The icing on the Write! cake is its endless undo/redo. It’s all there, from the original blank page to the very last word you wrote—no matter how many times you’ve saved or closed the document. It’s part of the file format. That’s some cool stuff right there.
Aside from Write!’s ground-breaking use of persistence, it’s also a pretty good text editor, despite some omissions. Text scrolling is smooth as butter, and Write! has the same smooth, sliding cursor and selection animation that makes the latest versions of Microsoft Word so pleasant to use.
Write!’s “no-distractions” design offers a full-screen mode with nothing but the text. Even as a window with the menu icon and tabs still visible, the tools are out of the way and the focus is on the words.
With nothing but white space alongside the text and razor-thin borders, however, I often found my eyes wandering. Especially if there were other windows with white backgrounds open. You can leave side panels open on the Pro version, but the developers should really consider a second color for the margins, as in Word.
Write! doesn’t use a predefined page size. Instead, like many of today’s text editors (including Windows’ own Notepad) it re-flows the text as you change the dimensions of the edit window. You can see a minimum of about 8 words per line with the document tabs arrayed to the left, and a maximum of around 20 with the document tabs at the top of the program window.
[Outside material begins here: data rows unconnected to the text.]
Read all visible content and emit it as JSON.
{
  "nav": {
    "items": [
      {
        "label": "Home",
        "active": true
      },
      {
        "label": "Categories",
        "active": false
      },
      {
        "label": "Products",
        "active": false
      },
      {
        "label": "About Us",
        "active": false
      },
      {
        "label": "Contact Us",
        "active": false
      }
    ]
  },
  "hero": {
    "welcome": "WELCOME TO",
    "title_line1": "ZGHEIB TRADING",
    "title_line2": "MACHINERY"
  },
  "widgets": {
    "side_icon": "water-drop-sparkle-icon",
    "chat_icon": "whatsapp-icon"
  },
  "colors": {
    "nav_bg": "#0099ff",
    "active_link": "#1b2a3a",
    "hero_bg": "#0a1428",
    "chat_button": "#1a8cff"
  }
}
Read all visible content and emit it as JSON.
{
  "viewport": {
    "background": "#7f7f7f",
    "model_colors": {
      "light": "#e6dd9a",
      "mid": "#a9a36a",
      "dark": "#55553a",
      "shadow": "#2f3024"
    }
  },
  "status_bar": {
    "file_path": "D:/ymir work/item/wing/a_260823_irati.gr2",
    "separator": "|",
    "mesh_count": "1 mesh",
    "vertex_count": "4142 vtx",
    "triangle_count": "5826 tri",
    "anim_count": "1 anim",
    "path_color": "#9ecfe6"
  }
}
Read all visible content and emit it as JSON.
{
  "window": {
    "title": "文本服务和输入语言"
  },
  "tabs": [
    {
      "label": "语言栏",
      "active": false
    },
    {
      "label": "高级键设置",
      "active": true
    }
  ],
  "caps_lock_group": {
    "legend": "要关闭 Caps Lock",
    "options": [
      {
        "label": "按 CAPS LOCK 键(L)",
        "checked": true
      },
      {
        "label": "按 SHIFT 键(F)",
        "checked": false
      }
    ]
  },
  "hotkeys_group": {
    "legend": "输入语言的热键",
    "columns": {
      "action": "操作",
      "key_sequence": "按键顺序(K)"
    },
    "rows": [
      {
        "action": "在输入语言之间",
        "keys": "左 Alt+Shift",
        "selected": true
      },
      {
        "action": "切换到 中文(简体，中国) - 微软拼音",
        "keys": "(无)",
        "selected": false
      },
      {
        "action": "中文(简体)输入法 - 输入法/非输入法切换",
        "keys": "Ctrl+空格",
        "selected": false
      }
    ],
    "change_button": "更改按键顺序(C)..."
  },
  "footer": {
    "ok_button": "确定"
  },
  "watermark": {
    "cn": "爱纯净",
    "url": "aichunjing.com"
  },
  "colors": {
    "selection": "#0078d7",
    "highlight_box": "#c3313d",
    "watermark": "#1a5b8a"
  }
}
There’s also a simplified word meter at the bottom of the page.
Write! has a good built-in, multi-lingual spell-checker and editing function. There’s a find function, but no replace—the latter is under development. The auto-complete function suffers from excessively tiny white text and off-kilter suggestions; I turned it off.
Context menu links let you look up text selections on the Web (Google, Google Translate, Wikipedia, and the Big Huge Thesaurus). It would be nice if the resulting information were displayed within the program instead of a separate browser, but I’ll admit to quibbling here.
Alas, you aren’t currently allowed to format text in Write! free-form. Instead (and in the Pro version only) HamsterCoders provides styles that it feels are suitable. I like wider line spacing than is available, and the ability to choose fonts myself.
Write! supports and exports in Wiki, Markdown, and Textile formats. However, Write! is currently limited to editing text. There’s no support for images, tables, or other useful elements, though the company says it’s in the works.
I did the majority of my testing with the free beta/legacy version. HamsterCoders recently released a subscription Pro version for $4.99 a month ($50 a year). It includes online storage and grouping of documents; whole-document styles; cloud-based persistent editing across multiple computers (another reason persistence is going to take off). As of this writing there’s a free early-access preview of the Pro version available. Just sign up for an account (no financial data is required) and you can test it until this November. It seemed stable in my limited hands-on.
Take a look
It’s rare to find a piece of software that brings anything really new to the table. Write! does. Its content persistence and unlimited redo/undo over multiple sessions are brilliant. Despite limitations in other areas, it’s worth a try.